START Provided data
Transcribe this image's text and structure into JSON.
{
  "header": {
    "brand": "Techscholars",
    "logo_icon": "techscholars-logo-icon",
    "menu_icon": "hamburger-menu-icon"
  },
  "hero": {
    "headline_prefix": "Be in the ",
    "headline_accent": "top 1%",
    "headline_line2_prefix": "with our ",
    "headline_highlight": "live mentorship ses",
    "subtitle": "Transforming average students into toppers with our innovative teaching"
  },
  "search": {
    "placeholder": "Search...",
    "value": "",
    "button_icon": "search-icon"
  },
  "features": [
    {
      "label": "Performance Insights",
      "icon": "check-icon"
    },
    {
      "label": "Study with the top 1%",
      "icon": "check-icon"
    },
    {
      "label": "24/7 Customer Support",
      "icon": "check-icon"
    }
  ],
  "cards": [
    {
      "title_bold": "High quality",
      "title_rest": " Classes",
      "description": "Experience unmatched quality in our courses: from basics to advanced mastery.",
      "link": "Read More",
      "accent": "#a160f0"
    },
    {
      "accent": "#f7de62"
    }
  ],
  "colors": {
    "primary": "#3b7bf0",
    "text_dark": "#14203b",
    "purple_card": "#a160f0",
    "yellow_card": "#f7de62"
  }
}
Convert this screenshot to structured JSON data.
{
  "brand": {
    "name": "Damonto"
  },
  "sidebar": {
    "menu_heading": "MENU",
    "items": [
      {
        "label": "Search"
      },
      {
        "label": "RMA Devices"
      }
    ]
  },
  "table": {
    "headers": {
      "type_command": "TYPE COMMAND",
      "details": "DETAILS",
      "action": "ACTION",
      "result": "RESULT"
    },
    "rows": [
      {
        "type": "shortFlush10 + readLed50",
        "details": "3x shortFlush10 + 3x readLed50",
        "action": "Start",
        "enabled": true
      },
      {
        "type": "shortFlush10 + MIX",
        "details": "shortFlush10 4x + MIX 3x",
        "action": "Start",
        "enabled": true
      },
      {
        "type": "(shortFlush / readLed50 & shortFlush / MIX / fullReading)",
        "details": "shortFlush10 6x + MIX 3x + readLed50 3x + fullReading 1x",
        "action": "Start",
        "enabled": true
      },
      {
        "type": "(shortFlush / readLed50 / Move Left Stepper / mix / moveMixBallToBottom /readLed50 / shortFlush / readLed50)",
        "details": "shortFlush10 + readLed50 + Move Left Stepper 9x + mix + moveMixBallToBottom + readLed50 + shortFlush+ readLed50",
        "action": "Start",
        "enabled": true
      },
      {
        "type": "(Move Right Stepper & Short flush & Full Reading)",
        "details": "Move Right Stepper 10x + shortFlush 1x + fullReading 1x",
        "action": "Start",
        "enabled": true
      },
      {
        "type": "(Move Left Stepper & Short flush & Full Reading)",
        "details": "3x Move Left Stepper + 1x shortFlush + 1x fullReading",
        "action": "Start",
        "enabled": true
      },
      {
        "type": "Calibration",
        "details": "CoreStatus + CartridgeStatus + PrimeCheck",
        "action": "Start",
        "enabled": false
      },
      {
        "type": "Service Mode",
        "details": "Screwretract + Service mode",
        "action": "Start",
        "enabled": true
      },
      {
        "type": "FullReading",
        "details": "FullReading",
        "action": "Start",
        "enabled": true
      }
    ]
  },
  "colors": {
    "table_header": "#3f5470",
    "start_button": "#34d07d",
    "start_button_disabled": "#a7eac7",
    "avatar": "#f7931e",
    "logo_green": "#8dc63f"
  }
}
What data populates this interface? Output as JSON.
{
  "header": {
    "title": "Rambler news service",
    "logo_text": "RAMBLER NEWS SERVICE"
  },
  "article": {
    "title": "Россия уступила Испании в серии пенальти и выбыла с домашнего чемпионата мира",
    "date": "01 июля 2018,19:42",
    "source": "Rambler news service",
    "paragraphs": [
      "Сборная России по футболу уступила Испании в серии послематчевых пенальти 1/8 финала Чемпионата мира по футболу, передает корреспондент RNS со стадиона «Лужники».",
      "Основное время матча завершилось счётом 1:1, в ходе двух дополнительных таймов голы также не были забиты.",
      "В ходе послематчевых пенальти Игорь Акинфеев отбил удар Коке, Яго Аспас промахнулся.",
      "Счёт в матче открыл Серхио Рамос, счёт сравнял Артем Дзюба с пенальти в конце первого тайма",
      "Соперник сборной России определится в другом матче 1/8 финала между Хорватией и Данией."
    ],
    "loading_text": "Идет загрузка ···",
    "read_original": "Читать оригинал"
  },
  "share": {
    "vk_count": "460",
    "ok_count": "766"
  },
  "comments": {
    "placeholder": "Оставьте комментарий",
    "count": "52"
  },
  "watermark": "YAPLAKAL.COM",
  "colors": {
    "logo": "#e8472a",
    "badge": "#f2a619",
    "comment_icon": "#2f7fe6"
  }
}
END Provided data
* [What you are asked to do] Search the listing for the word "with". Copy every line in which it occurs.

* [Solution for this exercise]
    "headline_line2_prefix": "with our ",
    "subtitle": "Transforming average students into toppers with our innovative teaching"
      "label": "Study with the top 1%",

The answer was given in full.